E There’s a big debate about Indian food being ‘authentic’. You’re clearly passionate about food evolution – but is a respect for tradition important to you as well?
V This fanatic desire to stay true to our roots is puzzling, because what is tradition? Anything that is a tradition now must have been an innovation at some point. I tend to focus more on, ‘Is this good? Does this dish tell a story?’ We’re constantly in a state of flux, especially now we live in a melting pot with so many influences. So questions like ‘What’s the journey of this dish?’ become an important part of the conversation, not just whether it’s authentic. Indian people often think they own curry, but curry is so much bigger than that. People have access to different ingredients now, like Thai and Chinese – does that make it inauthentic? More importantly, does it matter?
E ‘Does this food tell a story?’ is definitely a more interesting question than ‘Is this recipe “right”?’

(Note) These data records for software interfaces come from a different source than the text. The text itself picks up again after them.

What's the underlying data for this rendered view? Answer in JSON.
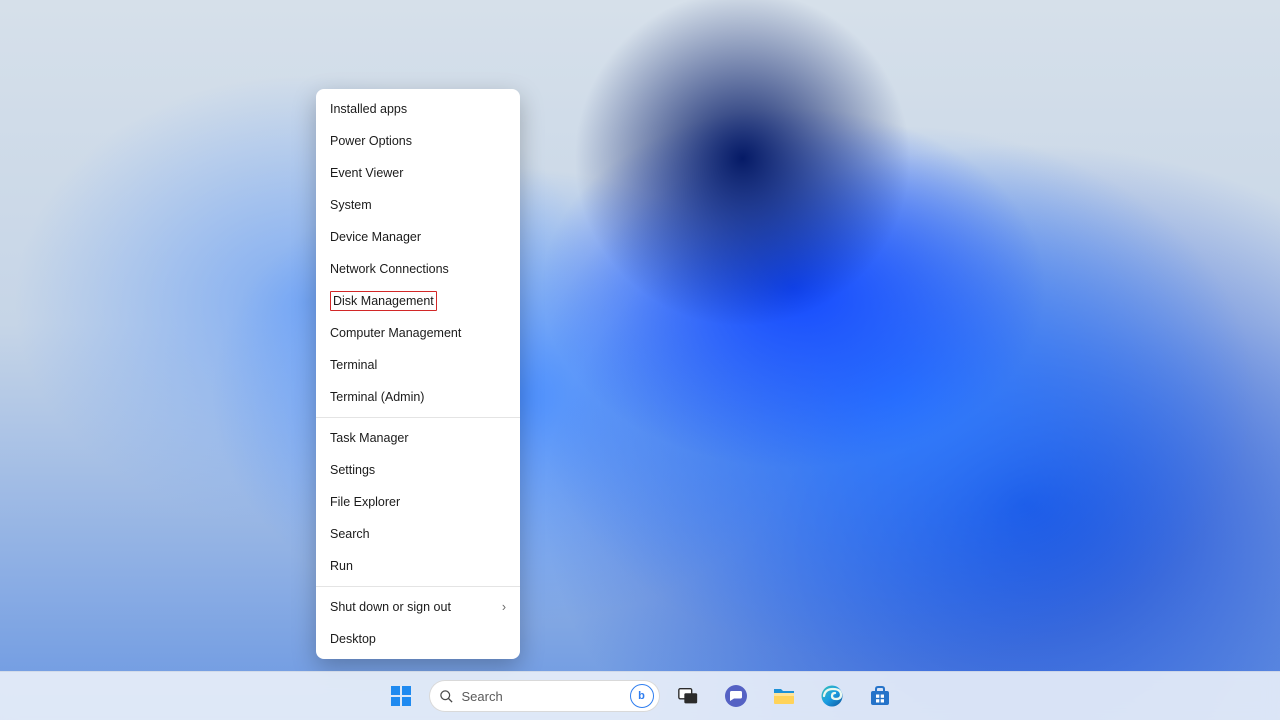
{
  "winx_menu": {
    "groups": [
      [
        {
          "key": "installed-apps",
          "label": "Installed apps",
          "submenu": false,
          "highlight": false
        },
        {
          "key": "power-options",
          "label": "Power Options",
          "submenu": false,
          "highlight": false
        },
        {
          "key": "event-viewer",
          "label": "Event Viewer",
          "submenu": false,
          "highlight": false
        },
        {
          "key": "system",
          "label": "System",
          "submenu": false,
          "highlight": false
        },
        {
          "key": "device-manager",
          "label": "Device Manager",
          "submenu": false,
          "highlight": false
        },
        {
          "key": "network-connections",
          "label": "Network Connections",
          "submenu": false,
          "highlight": false
        },
        {
          "key": "disk-management",
          "label": "Disk Management",
          "submenu": false,
          "highlight": true
        },
        {
          "key": "computer-management",
          "label": "Computer Management",
          "submenu": false,
          "highlight": false
        },
        {
          "key": "terminal",
          "label": "Terminal",
          "submenu": false,
          "highlight": false
        },
        {
          "key": "terminal-admin",
          "label": "Terminal (Admin)",
          "submenu": false,
          "highlight": false
        }
      ],
      [
        {
          "key": "task-manager",
          "label": "Task Manager",
          "submenu": false,
          "highlight": false
        },
        {
          "key": "settings",
          "label": "Settings",
          "submenu": false,
          "highlight": false
        },
        {
          "key": "file-explorer",
          "label": "File Explorer",
          "submenu": false,
          "highlight": false
        },
        {
          "key": "search",
          "label": "Search",
          "submenu": false,
          "highlight": false
        },
        {
          "key": "run",
          "label": "Run",
          "submenu": false,
          "highlight": false
        }
      ],
      [
        {
          "key": "shut-down",
          "label": "Shut down or sign out",
          "submenu": true,
          "highlight": false
        },
        {
          "key": "desktop",
          "label": "Desktop",
          "submenu": false,
          "highlight": false
        }
      ]
    ]
  },
  "taskbar": {
    "search_placeholder": "Search",
    "bing_badge": "b",
    "items": [
      {
        "key": "start",
        "name": "start-button"
      },
      {
        "key": "search",
        "name": "search-box"
      },
      {
        "key": "task-view",
        "name": "task-view-button"
      },
      {
        "key": "chat",
        "name": "chat-button"
      },
      {
        "key": "file-explorer",
        "name": "file-explorer-button"
      },
      {
        "key": "edge",
        "name": "edge-button"
      },
      {
        "key": "store",
        "name": "microsoft-store-button"
      }
    ]
  },
  "colors": {
    "highlight_border": "#d22727",
    "accent": "#2f7ef0"
  }
}
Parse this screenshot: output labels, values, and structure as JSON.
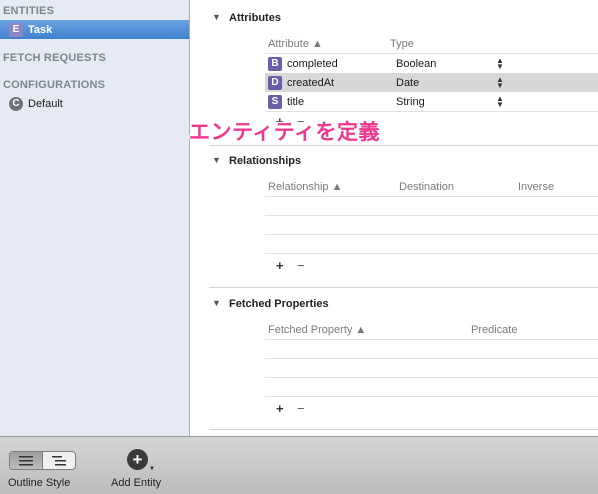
{
  "sidebar": {
    "entities_header": "ENTITIES",
    "entities": [
      {
        "badge": "E",
        "label": "Task"
      }
    ],
    "fetch_requests_header": "FETCH REQUESTS",
    "configurations_header": "CONFIGURATIONS",
    "configurations": [
      {
        "badge": "C",
        "label": "Default"
      }
    ]
  },
  "attributes": {
    "title": "Attributes",
    "col_attribute": "Attribute ▲",
    "col_type": "Type",
    "rows": [
      {
        "badge": "B",
        "name": "completed",
        "type": "Boolean"
      },
      {
        "badge": "D",
        "name": "createdAt",
        "type": "Date"
      },
      {
        "badge": "S",
        "name": "title",
        "type": "String"
      }
    ],
    "add": "+",
    "remove": "−"
  },
  "relationships": {
    "title": "Relationships",
    "col_relationship": "Relationship ▲",
    "col_destination": "Destination",
    "col_inverse": "Inverse",
    "add": "+",
    "remove": "−"
  },
  "fetched_properties": {
    "title": "Fetched Properties",
    "col_fetched_property": "Fetched Property ▲",
    "col_predicate": "Predicate",
    "add": "+",
    "remove": "−"
  },
  "toolbar": {
    "outline_style_label": "Outline Style",
    "add_entity_label": "Add Entity",
    "add_icon": "+"
  },
  "overlay_caption": "エンティティを定義",
  "colors": {
    "selection": "#3f7fcf",
    "badge": "#6a5fa6",
    "caption": "#ee3a8c"
  }
}
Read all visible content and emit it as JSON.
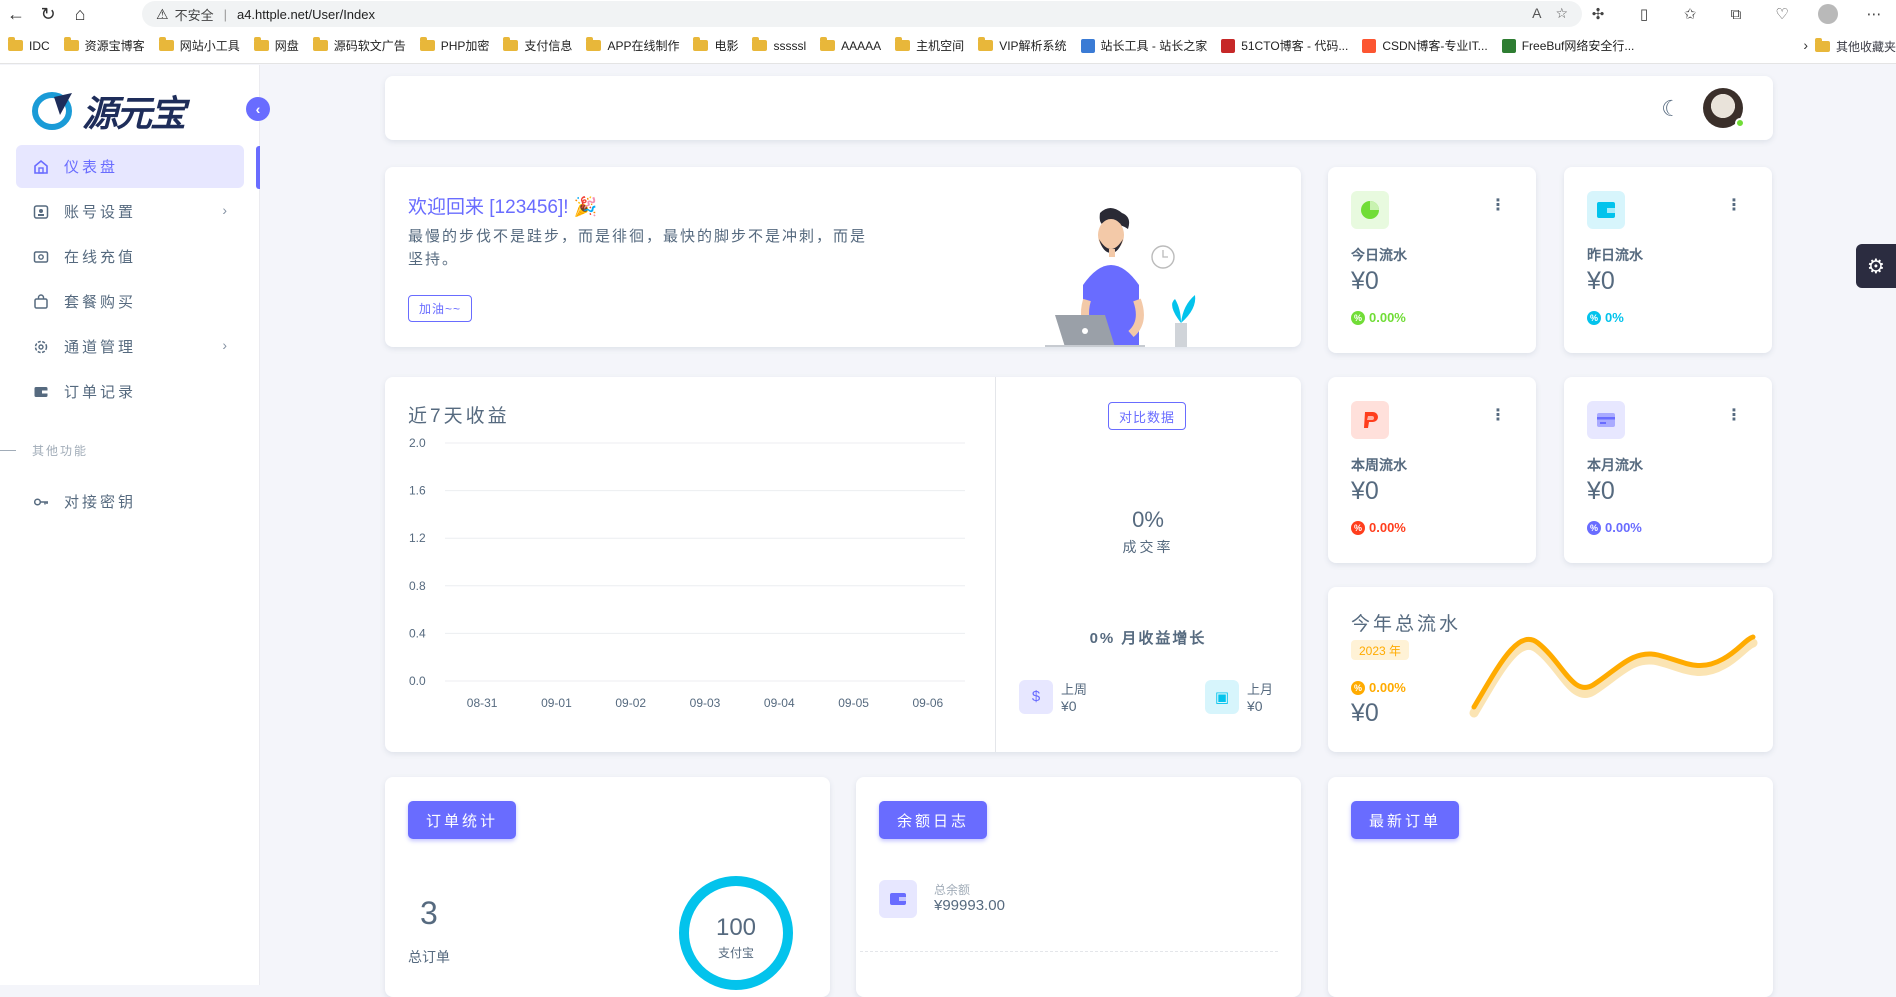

V Yes, for example there was once a rich tradition in India of cooking with game, but we over-hunted to a point where there was a threat of extinction, so no-one’s been allowed game there for the last 50-odd years – if I cooked it in India now I’d be sent to prison. But because I live in Britain, I have this fantastic opportunity to reimagine what Indians would have done with game. It’s my opportunity to connect the past to the future, so the food becomes about connecting stories.
E Which of your dishes make those connections?
V The most popular is my rogan josh shepherd’s pie. It was a no-brainer – we love rogan josh, we love shepherd’s pie.
E What’s your best dish of all?
V Old Delhi-style butter chicken.
E Hang on, despite wanting to evolve Indian cuisine and challenge the perception of it, your favourite recipe is one that’s on most Indian menus in the UK!
V Yes, but it has to have the bite, the sweetness and the crunch. When that’s right, there’s no better dish.
E What part does your tandoor oven play in all this?
V It’s said that if you don’t have one of your senses, all the others senses become much stronger. It’s the same with the tandoor oven, because it doesn’t have all the paraphernalia like a temperature gauge or fan, you have to work in a more primal way. I like the simplicity of it; all you’ve got is the flame, the ingredients and the spices. Every time you use it, it’s going to be slightly different.
E You once created a contender for the Guinness World Records for ‘hottest curry’. What’s it like?
V It eats really well. It’s my most famous dish that has never been on my menu – not even for a day.
E Eh? Why?
V Look, I spent a lifetime telling people that there is so much more to Indian food than just heat. Chilli’s not meant to blow your head off, it’s there to bring warmth, colour, vibrancy. And the one super-hot curry I create, the whole world seems to know about it.
E That’s ironic.
V I know. If you want it, you have to pre-order it and come and sign a disclaimer. We had TV channels from across the planet descending on The Cinnamon Club to film it – thousands of people still request it and sign that form and I keep asking, ‘Why god, why?’.
Find the recipe for firecracker chicken wings in the January 2020 issue of BBC Good Food magazine.
Read more articles by Emma Freud
Emma Freud cooks for Nigel Slater
Emma Freud cooks for Mary Berry
Emma Freud cooks for Cerys Matthews
Emma Freud cooks for Matt Tebbutt
Emma Freud cooks for Bill Granger
Emma Freud cooks for Elly Pear
Recipe adapted from Vivek Singh’s Indian Festival Feasts.
Good Food contributing editor Emma Freud is a journalist and broadcaster, director of Red Nose Day and a co-presenter of Radio Four’s Loose Ends